While Extraction won't ever kill your Operators permanently, as can be the case in XCOM, this more lasting penalty for failure raises the stakes of each mission, encouraging more cautious, considered, co-operative runs amongst squads, where every life really does count. Fortier does explain, however, that an in-game failsafe assures you'll always have someone to play as, so as to prevent losing all of your Operators until there's no one left to save them.

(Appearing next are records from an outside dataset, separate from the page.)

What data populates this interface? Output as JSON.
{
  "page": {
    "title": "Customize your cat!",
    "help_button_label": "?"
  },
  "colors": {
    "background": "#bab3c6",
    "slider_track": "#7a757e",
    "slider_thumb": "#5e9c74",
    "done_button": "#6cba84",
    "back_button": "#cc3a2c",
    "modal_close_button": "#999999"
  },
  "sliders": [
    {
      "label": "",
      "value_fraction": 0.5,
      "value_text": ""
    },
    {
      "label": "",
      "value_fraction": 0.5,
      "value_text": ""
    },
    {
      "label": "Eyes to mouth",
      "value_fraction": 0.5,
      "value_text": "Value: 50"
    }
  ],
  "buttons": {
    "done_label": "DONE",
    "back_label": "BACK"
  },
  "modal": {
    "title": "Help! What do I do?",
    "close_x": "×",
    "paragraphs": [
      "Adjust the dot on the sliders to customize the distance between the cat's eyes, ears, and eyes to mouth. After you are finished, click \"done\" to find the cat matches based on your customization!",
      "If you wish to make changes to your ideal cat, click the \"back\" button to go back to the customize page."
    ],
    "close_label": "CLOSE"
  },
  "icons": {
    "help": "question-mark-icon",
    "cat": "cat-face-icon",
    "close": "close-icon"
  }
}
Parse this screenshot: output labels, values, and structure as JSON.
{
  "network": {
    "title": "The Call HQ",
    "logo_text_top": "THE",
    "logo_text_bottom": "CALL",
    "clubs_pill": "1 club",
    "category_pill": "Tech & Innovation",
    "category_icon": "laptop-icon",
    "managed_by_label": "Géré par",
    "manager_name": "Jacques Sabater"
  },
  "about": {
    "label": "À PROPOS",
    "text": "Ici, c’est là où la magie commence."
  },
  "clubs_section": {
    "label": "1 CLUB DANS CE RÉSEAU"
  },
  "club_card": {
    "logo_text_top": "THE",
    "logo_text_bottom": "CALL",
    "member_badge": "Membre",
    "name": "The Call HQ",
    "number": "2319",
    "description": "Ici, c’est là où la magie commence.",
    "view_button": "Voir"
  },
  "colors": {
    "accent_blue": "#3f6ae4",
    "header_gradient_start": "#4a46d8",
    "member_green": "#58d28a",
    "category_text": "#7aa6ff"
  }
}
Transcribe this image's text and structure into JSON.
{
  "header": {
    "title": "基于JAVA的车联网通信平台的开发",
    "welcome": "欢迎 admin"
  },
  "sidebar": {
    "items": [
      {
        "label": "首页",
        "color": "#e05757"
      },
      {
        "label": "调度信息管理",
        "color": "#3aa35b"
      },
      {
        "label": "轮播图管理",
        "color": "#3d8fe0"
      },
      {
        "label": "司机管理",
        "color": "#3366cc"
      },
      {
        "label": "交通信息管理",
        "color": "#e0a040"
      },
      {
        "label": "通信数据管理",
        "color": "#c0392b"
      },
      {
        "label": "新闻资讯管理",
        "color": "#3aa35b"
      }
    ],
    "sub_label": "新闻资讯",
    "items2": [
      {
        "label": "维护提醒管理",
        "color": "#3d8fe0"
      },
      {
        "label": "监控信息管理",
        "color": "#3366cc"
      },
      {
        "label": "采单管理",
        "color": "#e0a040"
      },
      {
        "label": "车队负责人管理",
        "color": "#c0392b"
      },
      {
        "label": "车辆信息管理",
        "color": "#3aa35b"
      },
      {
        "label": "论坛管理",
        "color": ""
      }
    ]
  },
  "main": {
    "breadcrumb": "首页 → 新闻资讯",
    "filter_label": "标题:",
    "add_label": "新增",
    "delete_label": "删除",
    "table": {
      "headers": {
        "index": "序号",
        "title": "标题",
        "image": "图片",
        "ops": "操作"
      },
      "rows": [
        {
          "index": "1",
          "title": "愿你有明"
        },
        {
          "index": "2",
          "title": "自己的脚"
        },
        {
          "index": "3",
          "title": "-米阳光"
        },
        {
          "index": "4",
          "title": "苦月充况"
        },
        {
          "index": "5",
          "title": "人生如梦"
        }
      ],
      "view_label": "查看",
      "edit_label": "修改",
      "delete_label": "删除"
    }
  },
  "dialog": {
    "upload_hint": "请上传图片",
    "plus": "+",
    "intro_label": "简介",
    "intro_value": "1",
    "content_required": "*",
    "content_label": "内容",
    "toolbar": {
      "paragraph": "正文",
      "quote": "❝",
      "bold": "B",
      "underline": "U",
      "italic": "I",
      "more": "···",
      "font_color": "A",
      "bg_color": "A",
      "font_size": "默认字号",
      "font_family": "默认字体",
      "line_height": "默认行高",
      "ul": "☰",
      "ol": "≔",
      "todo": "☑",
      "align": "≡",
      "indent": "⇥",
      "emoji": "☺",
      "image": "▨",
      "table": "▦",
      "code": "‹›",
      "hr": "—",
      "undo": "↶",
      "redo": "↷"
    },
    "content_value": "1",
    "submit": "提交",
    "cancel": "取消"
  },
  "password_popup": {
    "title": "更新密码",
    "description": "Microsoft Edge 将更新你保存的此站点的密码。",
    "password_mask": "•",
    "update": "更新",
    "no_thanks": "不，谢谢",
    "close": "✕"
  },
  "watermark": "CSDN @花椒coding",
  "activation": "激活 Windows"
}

"The Missing in Action system is really crucial to creating that sense of tension within the game," she continues. "We wanted to make sure that this was the sort of co-op game that still felt fair, but you feel like there's a risk, as though you're putting it all on the line, and whether you succeed or not is deserved based on the actions you took in the match. It's something that was really important to our game loop. But we had to be really mindful about how we implemented it."
And the more Operators you have at your disposal, the better, as team composition in Extraction is as critical as it is in Siege. A number of familiar faces, such as Sledge and Hibana, are still enlisted in Extraction's future timeline, but Ubisoft Montreal has also introduced new Operators specifically designed around the game's co-op, PvE focus. "It's a good introduction to the Rainbow Six universe," says Fortier of Extraction's cast of super skilled soldiers, "but it's also a great attraction for existing Siege players."
No room for error
For those teams that do make it to the third and final objective in Extraction's levels, don't expect a cakewalk. Ubisoft Montreal has intentionally designed a shooter that places a premium on survival, as opposed to power fantasies. Take Sprawl; a calcifying slime which coats the floors, walls, and ceilings of environments in real time, slowing any players and buffing any Archæans who come into contact with it. Players can shoot at the Sprawl to push back against its spread and carve out paths for themselves, but it doesn't take long for entire rooms to be covered in the stuff if you're not careful, creating hellish situations where you're not sure whether to shoot at the goo beneath your feet, or the hordes running headfirst towards your friends.
"We designed Sprawl to be a really dynamic system," explains Fortier. "It considers where the enemies are going to be spawning, it reacts when it's shot, and it has implications on gameplay for both your squad and the AI. Working on the Sprawl has opened a million doors that are way more complicated than you first expect, especially in a game that has destruction, but our tech team really worked hard to carry that through and bring it to the best level of experience."
Ubisoft Montreal hopes to be able to support Rainbow Six Extraction with new content and updates well beyond its launch day later this year. While my hands-on makes it hard to know whether the game holds the same degree of replay value as its Siege counterpart, the ongoing legacy of that live service proves that Ubisoft knows what it's doing when it comes to giving Team Rainbow plenty of new things to do.
Fortier isn't able to give specifics of what that might look like for Extraction, as the team is simply focused on preparing Extraction for launch in the not-too-distant future. After almost two years of radio silence, she says, the team at Ubisoft Montreal couldn't be more excited to finally show what it's been cooking up: "We're lucky enough to have a group of players who are really, really excited for this new experience; people who are very much hungry for a co-op. PvE Rainbow Six game. We're very happy to be able to deliver this to that audience."